Meanwhile, the three party education spokesmen took part in a live debate at the conference with Mr Gove promising a review of school inspections if he takes office on Friday. Headteachers had warned they could follow their boycott of national curriculum tests with a boycott of inspections by Ofsted, the education standards watchdog, because of the inaccuracy of judgements and the stress they caused.

David Laws, for the Liberal Democrats, won applause for pledging to bring an end to “too much political meddling” in schools.

Mr Balls, who was received by the heads in silence because of his insistence on testing 11-year-olds this term despite opposition, complained that it was not an “honest debate” because Mr Gove would not address the issue of where the Conservatives would cut spending.

Start your day with The Independent, sign up for daily news emails
Have you tried new the Independent Digital Edition apps?
News
ebooksAn unforgettable anthology of contemporary reportage
Latest stories from i100
Have you tried new the Independent Digital Edition apps?
Independent Dating
and  

By clicking 'Search' you
are agreeing to our
Terms of Use.

iJobs Job Widget
iJobs Education

Recruitment Genius: Nursery Pre School Practitioner

£6 - £9 per hour: Recruitment Genius: Due to continued expansion, they are loo...

Recruitment Genius: Business Development & Relationship Manager

£45000 - £90000 per annum: Recruitment Genius: A Business Development & Relati...

Recruitment Genius: Personal Assistant - Startup

£30000 - £35000 per annum: Recruitment Genius: A Personal Assistant is require...

Guru Careers: Graduate Software Developer / Junior Developer

£20 - 28k + Benefits: Guru Careers: We are seeking a Graduate Software Develop...

Day In a Page

Sepp Blatter resignation: The beginning of Fifa's long road to reform?

Does Blatter's departure mean Fifa will automatically clean up its act?

Don't bet on it, says Tom Peck
Charles Kennedy: The baby of the House who grew into a Lib Dem giant

The baby of the House who grew into a Lib Dem giant

Charles Kennedy was consistently a man of the centre-left, dedicated to social justice, but was also a champion of liberty and an opponent of the nanny-state, says Baroness Williams
Syria civil war: The harrowing testament of a five-year-old victim of this endless conflict

The harrowing testament of a five-year-old victim of Syria's endless civil war

Sahar Qanbar lost her mother and brother as civilians and government soldiers fought side by side after being surrounded by brutal Islamist fighters. Robert Fisk visited her
The future of songwriting: How streaming is changing everything we know about making music

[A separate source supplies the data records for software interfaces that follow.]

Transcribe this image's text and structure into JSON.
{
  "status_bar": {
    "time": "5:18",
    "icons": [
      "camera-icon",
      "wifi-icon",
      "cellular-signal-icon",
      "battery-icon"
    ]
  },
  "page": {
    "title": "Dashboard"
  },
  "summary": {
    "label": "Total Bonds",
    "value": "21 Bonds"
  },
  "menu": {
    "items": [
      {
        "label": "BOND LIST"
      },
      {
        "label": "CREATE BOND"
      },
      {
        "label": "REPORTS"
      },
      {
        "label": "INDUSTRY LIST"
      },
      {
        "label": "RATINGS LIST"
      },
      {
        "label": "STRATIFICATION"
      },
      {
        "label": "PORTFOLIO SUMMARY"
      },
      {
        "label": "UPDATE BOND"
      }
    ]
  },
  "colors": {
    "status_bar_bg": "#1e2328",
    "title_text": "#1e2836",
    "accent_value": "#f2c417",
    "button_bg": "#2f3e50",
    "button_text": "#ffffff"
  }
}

The future of songwriting

How streaming is changing everything we know about making music
William Shemin and Henry Johnson: Jewish and black soldiers receive World War I Medal of Honor amid claims of discrimination

Recognition at long last

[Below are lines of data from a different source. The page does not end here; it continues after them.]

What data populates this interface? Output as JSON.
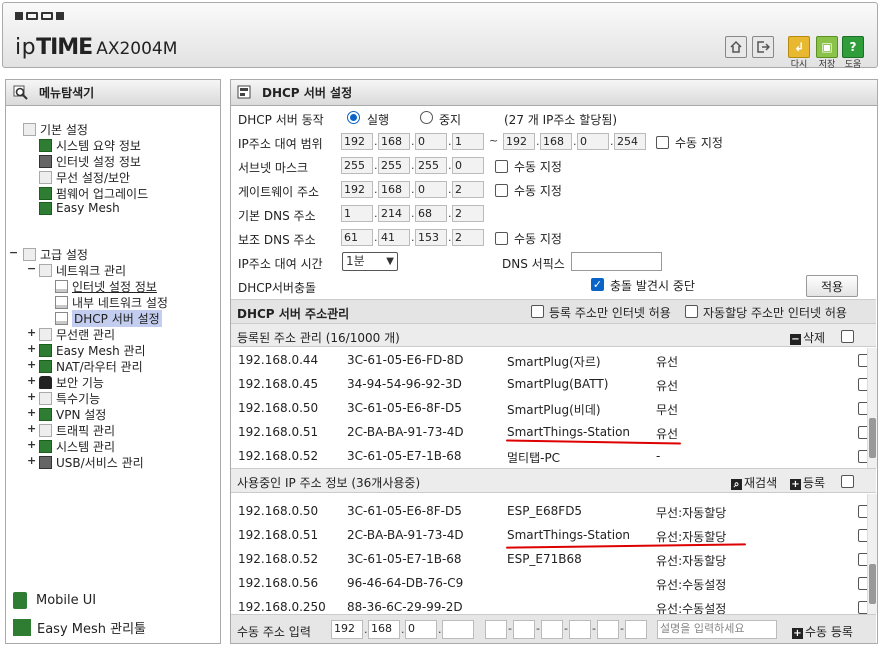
{
  "header": {
    "brand_ip": "ip",
    "brand_time": "TIME",
    "model": "AX2004M",
    "buttons": [
      {
        "label": "다시"
      },
      {
        "label": "저장"
      },
      {
        "label": "도움"
      }
    ]
  },
  "sidebar": {
    "title": "메뉴탐색기",
    "basic": {
      "label": "기본 설정",
      "items": [
        "시스템 요약 정보",
        "인터넷 설정 정보",
        "무선 설정/보안",
        "펌웨어 업그레이드",
        "Easy Mesh"
      ]
    },
    "advanced": {
      "label": "고급 설정",
      "network": "네트워크 관리",
      "network_items": [
        "인터넷 설정 정보",
        "내부 네트워크 설정",
        "DHCP 서버 설정"
      ],
      "items": [
        "무선랜 관리",
        "Easy Mesh 관리",
        "NAT/라우터 관리",
        "보안 기능",
        "특수기능",
        "VPN 설정",
        "트래픽 관리",
        "시스템 관리",
        "USB/서비스 관리"
      ]
    },
    "footer": [
      "Mobile UI",
      "Easy Mesh 관리툴"
    ]
  },
  "main": {
    "title": "DHCP 서버 설정",
    "server": {
      "label": "DHCP 서버 동작",
      "run": "실행",
      "stop": "중지",
      "note": "(27 개 IP주소 할당됨)"
    },
    "range": {
      "label": "IP주소 대여 범위",
      "start": [
        "192",
        "168",
        "0",
        "1"
      ],
      "end": [
        "192",
        "168",
        "0",
        "254"
      ],
      "manual": "수동 지정",
      "tilde": "~"
    },
    "subnet": {
      "label": "서브넷 마스크",
      "ip": [
        "255",
        "255",
        "255",
        "0"
      ],
      "manual": "수동 지정"
    },
    "gateway": {
      "label": "게이트웨이 주소",
      "ip": [
        "192",
        "168",
        "0",
        "2"
      ],
      "manual": "수동 지정"
    },
    "dns1": {
      "label": "기본 DNS 주소",
      "ip": [
        "1",
        "214",
        "68",
        "2"
      ]
    },
    "dns2": {
      "label": "보조 DNS 주소",
      "ip": [
        "61",
        "41",
        "153",
        "2"
      ],
      "manual": "수동 지정"
    },
    "lease": {
      "label": "IP주소 대여 시간",
      "value": "1분",
      "dns_suffix": "DNS 서픽스"
    },
    "conflict": {
      "label": "DHCP서버충돌",
      "stop": "충돌 발견시 중단",
      "apply": "적용"
    },
    "addr_mgmt": {
      "title": "DHCP 서버 주소관리",
      "opt1": "등록 주소만 인터넷 허용",
      "opt2": "자동할당 주소만 인터넷 허용"
    },
    "registered": {
      "title": "등록된 주소 관리 (16/1000 개)",
      "delete": "삭제",
      "rows": [
        {
          "ip": "192.168.0.44",
          "mac": "3C-61-05-E6-FD-8D",
          "name": "SmartPlug(자르)",
          "type": "유선"
        },
        {
          "ip": "192.168.0.45",
          "mac": "34-94-54-96-92-3D",
          "name": "SmartPlug(BATT)",
          "type": "유선"
        },
        {
          "ip": "192.168.0.50",
          "mac": "3C-61-05-E6-8F-D5",
          "name": "SmartPlug(비데)",
          "type": "무선"
        },
        {
          "ip": "192.168.0.51",
          "mac": "2C-BA-BA-91-73-4D",
          "name": "SmartThings-Station",
          "type": "유선"
        },
        {
          "ip": "192.168.0.52",
          "mac": "3C-61-05-E7-1B-68",
          "name": "멀티탭-PC",
          "type": "-"
        }
      ]
    },
    "inuse": {
      "title": "사용중인 IP 주소 정보 (36개사용중)",
      "rescan": "재검색",
      "register": "등록",
      "rows": [
        {
          "ip": "192.168.0.50",
          "mac": "3C-61-05-E6-8F-D5",
          "name": "ESP_E68FD5",
          "type": "무선:자동할당"
        },
        {
          "ip": "192.168.0.51",
          "mac": "2C-BA-BA-91-73-4D",
          "name": "SmartThings-Station",
          "type": "유선:자동할당"
        },
        {
          "ip": "192.168.0.52",
          "mac": "3C-61-05-E7-1B-68",
          "name": "ESP_E71B68",
          "type": "유선:자동할당"
        },
        {
          "ip": "192.168.0.56",
          "mac": "96-46-64-DB-76-C9",
          "name": "",
          "type": "유선:수동설정"
        },
        {
          "ip": "192.168.0.250",
          "mac": "88-36-6C-29-99-2D",
          "name": "",
          "type": "유선:수동설정"
        }
      ]
    },
    "manual_entry": {
      "label": "수동 주소 입력",
      "ip": [
        "192",
        "168",
        "0",
        ""
      ],
      "placeholder": "설명을 입력하세요",
      "register": "수동 등록"
    }
  }
}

Jewish and black soldiers who fought in WWI finally receive medals after claims of discrimination
Beating obesity: The new pacemaker which helps over-eaters

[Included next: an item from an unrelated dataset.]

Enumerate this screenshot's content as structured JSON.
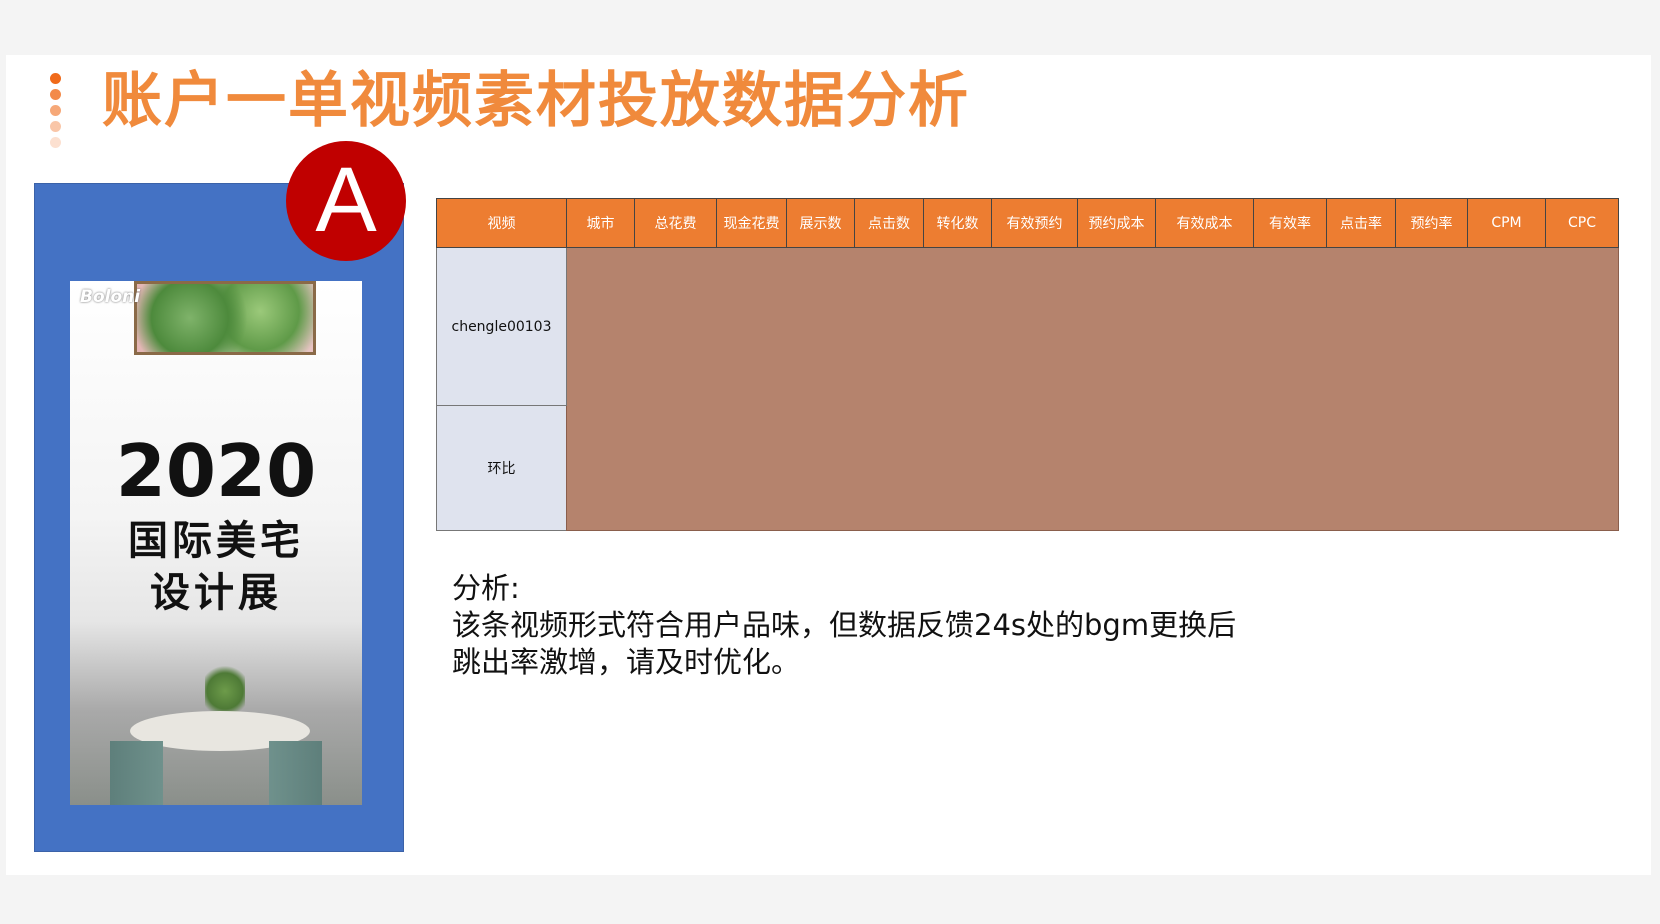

Beating obesity

The new pacemaker which helps over-eaters
9 best women's festival waterproofs

Ready for rain: 9 best women's festival waterproofs

These are the macs to keep your denim dry and your hair frizz-free(ish)
Cycling World Hour Record: Nervous Sir Bradley Wiggins ready for pain as he prepares to go distance

Wiggins worried

Nervous Sir Bradley ready for pain as he prepares to attempt cycling's World Hour Record
Liverpool close in on Milner signing

Liverpool close in on Milner signing

Reds baulk at Christian Benteke £32.5m release clause
On your feet! Spending at least two hours a day standing reduces the risk of heart attacks, cancer and diabetes, according to new research

On your feet!

Spending half the day standing 'reduces risk of heart attacks and cancer'
With scores of surgeries closing, what hope is there for the David Cameron's promise of 5,000 more GPs and a 24/7 NHS?

The big NHS question

Why are there so few new GPs when so many want to study medicine?
Big knickers are back: Thongs ain't what they used to be

Thongs ain't what they used to be

Big knickers are back
Thurston Moore interview

Thurston Moore interview

On living in London, Sonic Youth and musical memoirs
In full bloom

In full bloom

Floral print womenswear
From leading man to Elephant Man, Bradley Cooper is terrific

From leading man to Elephant Man

Bradley Cooper is terrific